• [Your task] Only a number is wanted here: the count of lines in the data below where the string "glyph" occurs.
Task inputs START
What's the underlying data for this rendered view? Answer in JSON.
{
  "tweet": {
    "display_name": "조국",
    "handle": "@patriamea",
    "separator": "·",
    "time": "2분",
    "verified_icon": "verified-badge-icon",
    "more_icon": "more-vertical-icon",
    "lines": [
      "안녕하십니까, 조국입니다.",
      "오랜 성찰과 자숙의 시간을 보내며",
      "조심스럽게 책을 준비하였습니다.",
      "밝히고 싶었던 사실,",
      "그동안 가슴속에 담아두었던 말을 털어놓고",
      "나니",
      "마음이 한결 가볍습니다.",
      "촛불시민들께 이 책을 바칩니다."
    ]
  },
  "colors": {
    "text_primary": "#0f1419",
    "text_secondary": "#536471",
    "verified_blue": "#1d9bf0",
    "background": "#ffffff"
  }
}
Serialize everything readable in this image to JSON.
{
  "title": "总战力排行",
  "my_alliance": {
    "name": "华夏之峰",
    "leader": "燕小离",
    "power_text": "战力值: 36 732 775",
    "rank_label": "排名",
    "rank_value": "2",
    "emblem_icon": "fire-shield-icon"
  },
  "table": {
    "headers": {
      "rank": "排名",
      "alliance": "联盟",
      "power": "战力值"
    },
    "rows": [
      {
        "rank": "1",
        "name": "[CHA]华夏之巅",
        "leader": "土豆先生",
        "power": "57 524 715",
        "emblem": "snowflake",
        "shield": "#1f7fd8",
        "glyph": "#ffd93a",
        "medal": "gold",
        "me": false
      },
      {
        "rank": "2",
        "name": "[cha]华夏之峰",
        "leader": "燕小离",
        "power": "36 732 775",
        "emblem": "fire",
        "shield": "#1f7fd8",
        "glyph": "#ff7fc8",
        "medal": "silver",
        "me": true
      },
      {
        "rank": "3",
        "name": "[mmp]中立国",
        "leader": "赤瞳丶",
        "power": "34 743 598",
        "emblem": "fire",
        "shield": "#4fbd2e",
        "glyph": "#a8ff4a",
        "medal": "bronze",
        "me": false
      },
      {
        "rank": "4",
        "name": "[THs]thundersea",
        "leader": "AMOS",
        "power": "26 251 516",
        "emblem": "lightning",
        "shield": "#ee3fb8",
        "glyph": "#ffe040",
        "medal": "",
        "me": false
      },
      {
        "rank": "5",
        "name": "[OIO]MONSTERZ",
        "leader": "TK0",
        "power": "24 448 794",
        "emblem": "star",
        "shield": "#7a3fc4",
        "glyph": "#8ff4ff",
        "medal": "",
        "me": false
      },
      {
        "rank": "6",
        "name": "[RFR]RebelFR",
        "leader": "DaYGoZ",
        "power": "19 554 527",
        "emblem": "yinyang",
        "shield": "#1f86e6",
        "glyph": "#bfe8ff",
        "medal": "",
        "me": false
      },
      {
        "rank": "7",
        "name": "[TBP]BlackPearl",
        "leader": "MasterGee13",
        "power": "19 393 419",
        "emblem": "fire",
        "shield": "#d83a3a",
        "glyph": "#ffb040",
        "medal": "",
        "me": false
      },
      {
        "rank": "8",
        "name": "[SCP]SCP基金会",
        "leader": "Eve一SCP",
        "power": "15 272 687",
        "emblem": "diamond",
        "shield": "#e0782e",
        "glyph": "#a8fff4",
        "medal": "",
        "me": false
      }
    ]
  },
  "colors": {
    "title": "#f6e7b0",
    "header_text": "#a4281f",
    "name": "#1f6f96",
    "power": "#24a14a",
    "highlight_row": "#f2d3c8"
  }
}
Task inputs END
• [Task solution] 8